The Bourgeois Charm of Karl Marx & the Ideological Irony of American Jurisprudence employs a well-known body of work, Marx’s, to explain the inevitable limits of scholarship, in hopes to encourage academic boldness, and diversity, especially within American jurisprudence.
While scholarly meaning-making has been addressed in specific academic areas, mostly linguistics and philosophy, it has never been addressed in a triangular relationship between the text (T1) and its instigator (S1), as well as its subsequent interpellator (S2). Furthermore, while addressed as a result of difference, it has never been addressed for today’s liberal theory, which includes liberal jurisprudence, through the mirror of Marxist difference.

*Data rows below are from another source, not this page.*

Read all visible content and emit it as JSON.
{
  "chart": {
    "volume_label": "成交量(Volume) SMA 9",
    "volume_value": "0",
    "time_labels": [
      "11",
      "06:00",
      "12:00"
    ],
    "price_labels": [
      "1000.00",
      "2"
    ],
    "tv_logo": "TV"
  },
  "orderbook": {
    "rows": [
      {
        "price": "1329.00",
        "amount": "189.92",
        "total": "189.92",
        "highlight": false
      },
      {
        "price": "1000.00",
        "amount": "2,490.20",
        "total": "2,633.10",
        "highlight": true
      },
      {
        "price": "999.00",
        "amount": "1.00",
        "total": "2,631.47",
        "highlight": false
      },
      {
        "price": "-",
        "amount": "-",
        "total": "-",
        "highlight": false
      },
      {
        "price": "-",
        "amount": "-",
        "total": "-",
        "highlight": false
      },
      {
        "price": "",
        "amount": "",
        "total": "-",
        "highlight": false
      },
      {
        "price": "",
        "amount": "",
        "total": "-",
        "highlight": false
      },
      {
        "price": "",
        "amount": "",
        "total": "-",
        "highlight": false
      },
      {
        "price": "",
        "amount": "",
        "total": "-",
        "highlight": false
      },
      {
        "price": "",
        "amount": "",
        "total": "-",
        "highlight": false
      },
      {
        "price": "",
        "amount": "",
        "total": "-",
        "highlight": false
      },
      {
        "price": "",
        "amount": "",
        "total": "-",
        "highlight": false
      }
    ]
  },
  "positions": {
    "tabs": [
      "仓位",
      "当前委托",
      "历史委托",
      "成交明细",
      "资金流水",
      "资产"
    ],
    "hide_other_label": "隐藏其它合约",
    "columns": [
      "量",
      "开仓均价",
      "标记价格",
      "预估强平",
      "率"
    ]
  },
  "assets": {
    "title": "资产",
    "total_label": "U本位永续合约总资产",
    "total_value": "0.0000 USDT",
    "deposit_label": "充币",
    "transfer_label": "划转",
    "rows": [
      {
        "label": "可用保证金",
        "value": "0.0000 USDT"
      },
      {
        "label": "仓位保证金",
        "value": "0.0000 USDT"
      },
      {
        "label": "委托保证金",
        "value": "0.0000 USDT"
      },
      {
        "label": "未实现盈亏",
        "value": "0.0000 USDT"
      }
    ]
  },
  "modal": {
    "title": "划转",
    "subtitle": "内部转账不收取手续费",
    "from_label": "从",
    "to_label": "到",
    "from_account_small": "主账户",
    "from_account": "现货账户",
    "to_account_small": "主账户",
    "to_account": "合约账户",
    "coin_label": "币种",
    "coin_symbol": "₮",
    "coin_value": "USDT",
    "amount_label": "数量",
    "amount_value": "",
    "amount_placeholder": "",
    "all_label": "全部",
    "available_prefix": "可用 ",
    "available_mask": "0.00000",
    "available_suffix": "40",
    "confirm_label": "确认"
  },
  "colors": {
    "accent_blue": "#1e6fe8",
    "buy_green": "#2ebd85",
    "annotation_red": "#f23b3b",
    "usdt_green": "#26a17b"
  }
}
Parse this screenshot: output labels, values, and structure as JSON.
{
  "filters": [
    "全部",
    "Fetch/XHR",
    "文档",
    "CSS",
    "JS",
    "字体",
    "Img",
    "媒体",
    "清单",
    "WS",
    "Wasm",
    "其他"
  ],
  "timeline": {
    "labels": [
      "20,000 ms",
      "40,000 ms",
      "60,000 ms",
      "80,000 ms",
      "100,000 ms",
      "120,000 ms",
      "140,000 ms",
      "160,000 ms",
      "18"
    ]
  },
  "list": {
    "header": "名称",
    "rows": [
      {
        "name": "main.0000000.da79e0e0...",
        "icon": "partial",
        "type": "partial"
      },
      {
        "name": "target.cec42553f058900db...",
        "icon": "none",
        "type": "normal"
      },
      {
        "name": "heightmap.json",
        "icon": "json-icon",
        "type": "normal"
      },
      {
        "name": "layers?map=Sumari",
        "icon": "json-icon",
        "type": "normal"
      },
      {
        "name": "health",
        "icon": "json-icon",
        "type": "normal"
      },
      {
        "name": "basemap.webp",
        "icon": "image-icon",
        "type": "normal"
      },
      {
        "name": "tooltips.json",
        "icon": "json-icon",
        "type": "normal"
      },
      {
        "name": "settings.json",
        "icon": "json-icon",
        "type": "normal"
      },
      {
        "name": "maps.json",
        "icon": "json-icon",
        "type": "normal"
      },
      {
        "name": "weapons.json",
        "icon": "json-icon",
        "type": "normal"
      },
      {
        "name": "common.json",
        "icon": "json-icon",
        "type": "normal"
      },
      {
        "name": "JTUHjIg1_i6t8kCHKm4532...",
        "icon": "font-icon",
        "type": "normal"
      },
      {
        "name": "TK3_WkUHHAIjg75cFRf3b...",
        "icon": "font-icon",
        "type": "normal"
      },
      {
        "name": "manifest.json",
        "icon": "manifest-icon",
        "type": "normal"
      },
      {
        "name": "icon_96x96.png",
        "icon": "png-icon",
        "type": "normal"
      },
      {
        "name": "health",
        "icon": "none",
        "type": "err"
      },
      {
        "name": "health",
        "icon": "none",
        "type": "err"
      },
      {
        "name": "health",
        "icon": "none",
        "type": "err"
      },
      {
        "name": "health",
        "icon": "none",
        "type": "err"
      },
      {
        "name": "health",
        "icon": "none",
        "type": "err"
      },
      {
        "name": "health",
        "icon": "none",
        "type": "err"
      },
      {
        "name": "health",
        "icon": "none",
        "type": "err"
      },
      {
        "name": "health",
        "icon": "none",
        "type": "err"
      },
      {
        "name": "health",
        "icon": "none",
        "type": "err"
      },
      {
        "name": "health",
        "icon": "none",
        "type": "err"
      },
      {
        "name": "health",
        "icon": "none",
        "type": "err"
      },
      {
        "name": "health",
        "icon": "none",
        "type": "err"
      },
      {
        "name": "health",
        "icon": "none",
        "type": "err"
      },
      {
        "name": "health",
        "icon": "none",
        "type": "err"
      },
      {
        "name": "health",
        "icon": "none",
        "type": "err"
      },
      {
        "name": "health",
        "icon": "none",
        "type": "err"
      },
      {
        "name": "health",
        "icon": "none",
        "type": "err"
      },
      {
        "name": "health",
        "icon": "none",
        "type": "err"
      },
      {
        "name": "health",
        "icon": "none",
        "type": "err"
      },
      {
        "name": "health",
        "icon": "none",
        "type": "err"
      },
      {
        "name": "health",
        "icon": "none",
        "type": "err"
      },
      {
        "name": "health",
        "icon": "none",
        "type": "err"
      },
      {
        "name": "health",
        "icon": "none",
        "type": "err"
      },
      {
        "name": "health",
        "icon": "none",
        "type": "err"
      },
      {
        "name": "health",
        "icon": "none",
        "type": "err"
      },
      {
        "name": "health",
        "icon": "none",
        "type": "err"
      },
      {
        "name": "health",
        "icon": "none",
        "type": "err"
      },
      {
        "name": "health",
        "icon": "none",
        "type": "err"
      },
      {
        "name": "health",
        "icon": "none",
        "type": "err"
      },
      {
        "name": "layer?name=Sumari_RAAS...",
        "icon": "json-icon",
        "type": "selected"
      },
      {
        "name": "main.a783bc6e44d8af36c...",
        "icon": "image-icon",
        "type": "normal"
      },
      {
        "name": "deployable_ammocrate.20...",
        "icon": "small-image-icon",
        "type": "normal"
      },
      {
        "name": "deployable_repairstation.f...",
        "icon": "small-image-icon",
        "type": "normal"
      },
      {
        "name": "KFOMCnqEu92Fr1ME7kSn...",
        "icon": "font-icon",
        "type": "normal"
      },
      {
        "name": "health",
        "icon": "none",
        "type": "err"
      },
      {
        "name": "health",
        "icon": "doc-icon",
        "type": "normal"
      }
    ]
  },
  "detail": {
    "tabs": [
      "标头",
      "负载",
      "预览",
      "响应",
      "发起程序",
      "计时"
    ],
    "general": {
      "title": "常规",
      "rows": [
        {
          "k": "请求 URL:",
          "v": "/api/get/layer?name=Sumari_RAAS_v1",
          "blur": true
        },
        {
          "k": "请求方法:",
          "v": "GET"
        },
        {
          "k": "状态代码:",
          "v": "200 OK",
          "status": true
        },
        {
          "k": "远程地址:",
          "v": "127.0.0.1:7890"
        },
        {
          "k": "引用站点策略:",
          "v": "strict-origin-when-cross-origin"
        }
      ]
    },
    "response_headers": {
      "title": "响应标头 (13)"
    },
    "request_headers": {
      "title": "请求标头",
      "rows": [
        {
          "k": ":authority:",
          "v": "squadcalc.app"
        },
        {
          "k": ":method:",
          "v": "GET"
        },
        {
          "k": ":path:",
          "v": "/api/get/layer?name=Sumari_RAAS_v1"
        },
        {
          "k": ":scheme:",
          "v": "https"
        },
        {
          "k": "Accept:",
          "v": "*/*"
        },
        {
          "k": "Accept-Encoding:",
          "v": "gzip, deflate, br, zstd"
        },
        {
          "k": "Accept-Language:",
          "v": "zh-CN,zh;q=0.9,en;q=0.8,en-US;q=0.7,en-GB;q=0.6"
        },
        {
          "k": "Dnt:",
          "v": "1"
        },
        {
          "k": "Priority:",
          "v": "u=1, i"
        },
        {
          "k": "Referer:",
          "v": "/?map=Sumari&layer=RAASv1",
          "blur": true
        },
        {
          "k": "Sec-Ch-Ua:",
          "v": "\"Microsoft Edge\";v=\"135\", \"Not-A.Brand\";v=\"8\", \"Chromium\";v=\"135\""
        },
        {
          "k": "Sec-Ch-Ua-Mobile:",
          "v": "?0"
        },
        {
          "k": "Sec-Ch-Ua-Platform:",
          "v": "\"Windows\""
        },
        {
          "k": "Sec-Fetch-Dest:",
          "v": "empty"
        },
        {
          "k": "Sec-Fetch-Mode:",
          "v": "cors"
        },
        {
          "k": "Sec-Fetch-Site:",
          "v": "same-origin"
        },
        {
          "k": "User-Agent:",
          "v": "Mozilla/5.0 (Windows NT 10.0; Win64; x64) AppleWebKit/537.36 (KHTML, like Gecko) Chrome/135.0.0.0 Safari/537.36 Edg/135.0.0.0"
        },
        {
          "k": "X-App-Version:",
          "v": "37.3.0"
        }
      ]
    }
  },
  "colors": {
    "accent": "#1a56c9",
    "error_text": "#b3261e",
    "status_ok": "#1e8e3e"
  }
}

Scholarship is the unique product of the instigator’s private and public subjectivity, as all theory is aimed to be communicated and used by the scholarly community and beyond. Understanding its public life, textual instigators (S1) aim to control its meaning employing various research methods to observe reality and then to convey their narrative, or “philosophy”. But meaning is not fixed; it is negotiated by S1 and those theories interpellate (S2), according to their own private and public subjectivity, which covers their ideology. Negotiated meaning is always a surprise to both S1 and S2, surprise which is both ironic and ideological. The book has ten chapters, an index and a list of references
Dana Neacsu, Ph.D. (2011), Rutgers University, is Librarian and Lecturer-in-Law at Columbia Law School (2000-), and Adjunct Professor at Barnard College (2003-). She has published monographs, and many articles on jurisprudence, including
Introduction to US Law and Legal Research (2005),
Introduction to U.S. Law, Policy and Research – An Environmental Perspective (Vandeplass Publishing, 2019) (with Peter Bower) as well as
Sexual Orientation, Gender Identities, and the Law: A Research Bibliography, (2006-2016) (Hein, 2018) (co-editor-in-chief, with David Brian Holt).
All interested in a critical view of scholarship, including American jurisprudence.